[Source: Hanson, Schmitt and Munn (2014) using data from the Penn-Helsinki Parsed Corpus of Middle English (Kroch and Taylor (2000)]

The reasons for the loss are, I think, twofold: English lost grammatical gender in nouns, and at the same time gained an indefinite article (Crisma 2015, Curzan 2005). There seems to be a correlation between having grammatical gender and allowing bare singular predicates cross-linguistically (Munn and Schmitt 2005). The use of the indefinite article then became obligatory in non-predicate positions, and once gender was lost, its use became obligatory in predicate positions also.

Apparent bare singular nouns in comparatives

Even in modern English, bare count singulars like your first example He is more lunatic than he is knight are marginally possible. To my ear, they are much better with the phrasal comparative as in (6) than the clausal comparative (which has an actual verb) in (7). However the judgement seems to switch in the equative comparative, where the phrasal equative (8) seems worse than the clausal one (9).

  1. This hybrid animal is more tiger than lion.
  2. ??This hybrid animal is more tiger than it is lion.
  3. ??This animal is as much tiger as lion.
  4. This animal is as much tiger as it is lion.

I think that these cases are using the noun as a kind of mass noun which denotes the property of being the thing denoted by the noun. So (6) means something like this is tiger-like than lion-like. If this is the correct analysis, then these cases are not real count nouns and therefore like mas nouns and plurals, do not require a determiner.

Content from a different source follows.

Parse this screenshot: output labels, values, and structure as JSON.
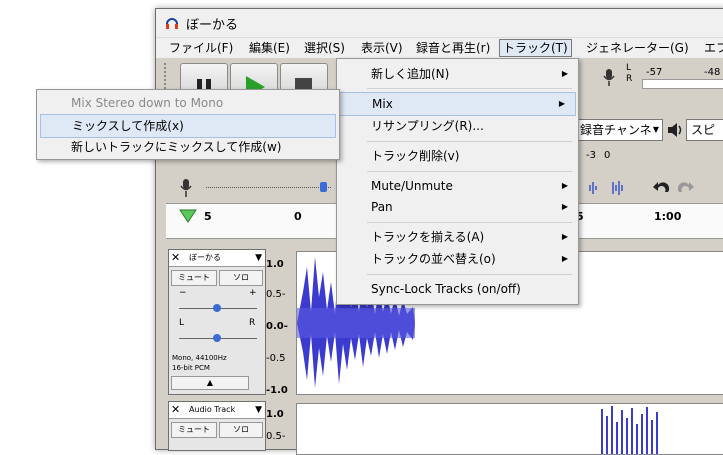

Probably more needs to be said about these, however, since we can only use the property denoting mass interpretation in comparatives, I think.


Crisma, Paola. (2015). The “indefinite article” from cardinal to operator to expletive. In C. Gianollo, A. Jäger, & D. Penka (Eds.), Language change at the syntax-semantics interface. Mouton de Gruyter.

Curzan, Ann. (2003). Gender shifts in the history of English. Cambridge: Cambridge University Press.

Hanson, Kenneth, Cristina Schmitt and Alan Munn (2014) The loss of bare singular arguments and predicates in the history of English. Poster presented at the 16th Diachronic Generative Syntax Conference, Budapest, July 2014.

Kroch, Anthony and Ann Taylor (2000) Penn-Helsinki Parsed Corpus of Middle English, second edition. http://www.ling.upenn.edu/hist-corpora/PPCME2-RELEASE-3/

Munn, Alan and Cristina Schmitt. (2005). Number and indefinites. Lingua, 115, 821–855.

  • So are you saying knight is a "unique role" and thus used today, as in the modern Raffel translation? If so, how does any single person hold the "unique role" of knight, since many can be knights at the same time?
    – GoDucks
    Jan 10 '16 at 1:25
  • 1
    @GoDucks No, I'm not saying that at all. Don Quixote is a 17th c. novel, and I imagine the translator is trying to evoke some of that by using what is now a very archaic construction.
    – Alan Munn
    Jan 10 '16 at 1:28
  • 1
    @GoDucks I'll add some comments about those examples. I think they are possible under very particular interpretations, especially in the comparative construction.
    – Alan Munn
    Jan 10 '16 at 2:31
  • Also: He's more mouse than (he is) man. And, I'm not sure: ??As warrior, he's tough, as husband he's gentle. ??As wife she's adorable, as boss she's tiger.
    – GoDucks
    Jan 10 '16 at 4:23

It's probably more common to use adjectives instead of nouns in this way, as in "he's more silly than funny". But the same construction can be used with nouns. Often, it's a way of expressing qualities. "He's more lunatic than knight" is a short way of saying that "he displays more the qualities of a lunatic than of a knight".


Is it because the sentence is comparing attributes of the person? Most of the examples people are suggesting have nouns assigning attributes to the person or are adjectives. The one actual example of this that comes to my mind is a taunt from childhood - "You're chicken." "You're a chicken" was also acceptable.


Your Answer

By clicking “Post Your Answer”, you agree to our terms of service, privacy policy and cookie policy

Not the answer you're looking for? Browse other questions tagged or ask your own question.